Today, the multi-sector team leading the Wellville effort in Spartanburg, SC, is developing an investment case for Hello Family, a continuum of evidence-based services, beginning with prenatal care and continuing through age five, for the 650 babies born in the city each year. If investors provide the upfront capital required, the effort could generate a sizeable return through improved health outcomes and reduced costs from fewer caesarean births, ER visits, and cases of abuse and neglect.
The numbers have to work. But what makes this a particularly interesting investment opportunity is the Spartanburg team itself. Even though they all work for different organizations, the team members meet like the staff of a business, every Tuesday morning, with a clear agenda and accountabilities. Their prior successes include lowering the county’s teen birthrate from 47.4 per 1,000 in 2010 to 23.5 in 2016, a 50% decline that outpaced approximately 40% reductions in the state and United States, and eliminated the disparity between black and white females that persists nationally. And, it’s obvious, members of this team really like each other—which means they’re more likely to keep each other accountable.
As investment disclosures typically state: past performance is no guarantee of future results— but it sure helps investors like us gain confidence that you can get the job done!
4. What’s the return on $3 trillion?
We asked this question at the beginning of Wellville, to raise awareness of our nation’s enormous annual health care costs—$3 trillion, spent mostly on illness after it occurs—and to challenge community teams to create better solutions. Since then, the social determinants of health have come to the forefront. New models for care encourage health systems to reach outside the clinic. And a host of nonprofit and commercial entities aim to capitalize, some with big funding, including a recent startup from Google parent company Alphabet.

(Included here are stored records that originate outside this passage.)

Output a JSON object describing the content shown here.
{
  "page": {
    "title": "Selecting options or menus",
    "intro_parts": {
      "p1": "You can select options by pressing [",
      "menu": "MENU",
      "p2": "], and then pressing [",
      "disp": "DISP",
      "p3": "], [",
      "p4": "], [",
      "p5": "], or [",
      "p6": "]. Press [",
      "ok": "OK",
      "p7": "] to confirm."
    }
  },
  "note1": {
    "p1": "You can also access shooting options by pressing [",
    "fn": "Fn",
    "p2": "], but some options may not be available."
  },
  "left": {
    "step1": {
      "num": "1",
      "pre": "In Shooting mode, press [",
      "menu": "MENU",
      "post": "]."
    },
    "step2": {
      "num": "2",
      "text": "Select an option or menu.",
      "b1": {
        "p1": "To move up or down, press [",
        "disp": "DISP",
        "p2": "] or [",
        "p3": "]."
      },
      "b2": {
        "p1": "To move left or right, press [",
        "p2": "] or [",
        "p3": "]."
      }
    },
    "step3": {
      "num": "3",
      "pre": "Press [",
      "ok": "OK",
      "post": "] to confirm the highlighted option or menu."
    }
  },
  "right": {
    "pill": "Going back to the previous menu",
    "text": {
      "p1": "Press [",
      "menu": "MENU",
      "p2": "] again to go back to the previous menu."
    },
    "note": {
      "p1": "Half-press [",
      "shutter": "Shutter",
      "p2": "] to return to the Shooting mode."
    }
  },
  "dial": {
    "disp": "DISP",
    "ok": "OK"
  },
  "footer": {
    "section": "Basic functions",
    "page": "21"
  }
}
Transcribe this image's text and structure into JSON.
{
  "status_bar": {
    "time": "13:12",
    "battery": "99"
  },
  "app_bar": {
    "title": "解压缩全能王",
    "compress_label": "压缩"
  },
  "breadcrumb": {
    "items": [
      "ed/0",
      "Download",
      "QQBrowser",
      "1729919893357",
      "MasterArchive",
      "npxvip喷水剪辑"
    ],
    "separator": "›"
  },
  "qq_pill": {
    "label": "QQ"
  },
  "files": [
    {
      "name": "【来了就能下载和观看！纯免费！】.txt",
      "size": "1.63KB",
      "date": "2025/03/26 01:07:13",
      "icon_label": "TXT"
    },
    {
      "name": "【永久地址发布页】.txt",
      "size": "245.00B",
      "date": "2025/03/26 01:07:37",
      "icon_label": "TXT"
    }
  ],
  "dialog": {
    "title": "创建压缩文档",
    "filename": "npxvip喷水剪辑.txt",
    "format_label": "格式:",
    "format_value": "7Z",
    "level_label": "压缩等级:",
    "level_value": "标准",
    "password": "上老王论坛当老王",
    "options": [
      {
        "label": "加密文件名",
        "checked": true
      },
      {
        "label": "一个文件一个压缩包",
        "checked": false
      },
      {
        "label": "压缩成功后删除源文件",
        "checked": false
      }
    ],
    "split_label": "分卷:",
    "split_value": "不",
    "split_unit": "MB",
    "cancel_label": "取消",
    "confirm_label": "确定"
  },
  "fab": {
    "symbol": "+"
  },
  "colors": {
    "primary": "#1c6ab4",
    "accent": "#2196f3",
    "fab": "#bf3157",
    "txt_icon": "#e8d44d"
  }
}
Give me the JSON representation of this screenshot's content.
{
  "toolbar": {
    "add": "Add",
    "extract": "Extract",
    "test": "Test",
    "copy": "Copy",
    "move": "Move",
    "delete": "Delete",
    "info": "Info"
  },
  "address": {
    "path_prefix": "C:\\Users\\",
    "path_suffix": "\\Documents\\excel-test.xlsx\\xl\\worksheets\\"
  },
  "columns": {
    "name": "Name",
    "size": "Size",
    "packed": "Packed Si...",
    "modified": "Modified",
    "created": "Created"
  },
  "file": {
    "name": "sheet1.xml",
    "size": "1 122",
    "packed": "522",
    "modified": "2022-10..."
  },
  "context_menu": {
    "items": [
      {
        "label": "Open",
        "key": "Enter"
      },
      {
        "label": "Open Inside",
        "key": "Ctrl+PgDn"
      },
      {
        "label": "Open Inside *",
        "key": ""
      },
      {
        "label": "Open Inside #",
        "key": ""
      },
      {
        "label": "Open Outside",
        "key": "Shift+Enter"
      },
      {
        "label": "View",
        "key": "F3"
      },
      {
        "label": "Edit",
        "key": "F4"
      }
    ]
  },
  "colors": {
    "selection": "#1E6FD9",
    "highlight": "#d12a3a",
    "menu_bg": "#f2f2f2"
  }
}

As investors, we think communities have a unique opportunity here. Lost in the debate over health care costs is that health is an asset. The way to grow this asset is through the careful nurturing of community conditions, good use of resources, and the mutually supporting efforts of multiple stakeholders working together. That is the essential role of community health collaboratives.
For example, in the Wellville community of North Hartford, CT, a multi-sector collaborative has set its sights on improving overall population health, well-being, and “value of investment.” By measuring the per-dollarimpact of investing in health, social services, and other support systems, this effort can highlight the best use of funds to achieve outcomes that matter most to the community. It’s a tall order that will take unprecedented collaboration. But it’s an idea with convening power that has gained the attention of government leaders, local funders, multiple health systems, community organizations, and residents. It’s also consistent with the state’s long-term vision of health reform, which calls for community-wide accountability for health, health equity, and related costs.
You Are Your Value Proposition
A good value proposition is not only about the pitch and the plan. Real value emerges in the work, in the pursuit of a meaningful and enduring purpose. That takes team members who are committed to each other, to learning, and to the results they continually produce over time. If you want investors to take notice, make sure your value proposition emphasizes your best asset: you!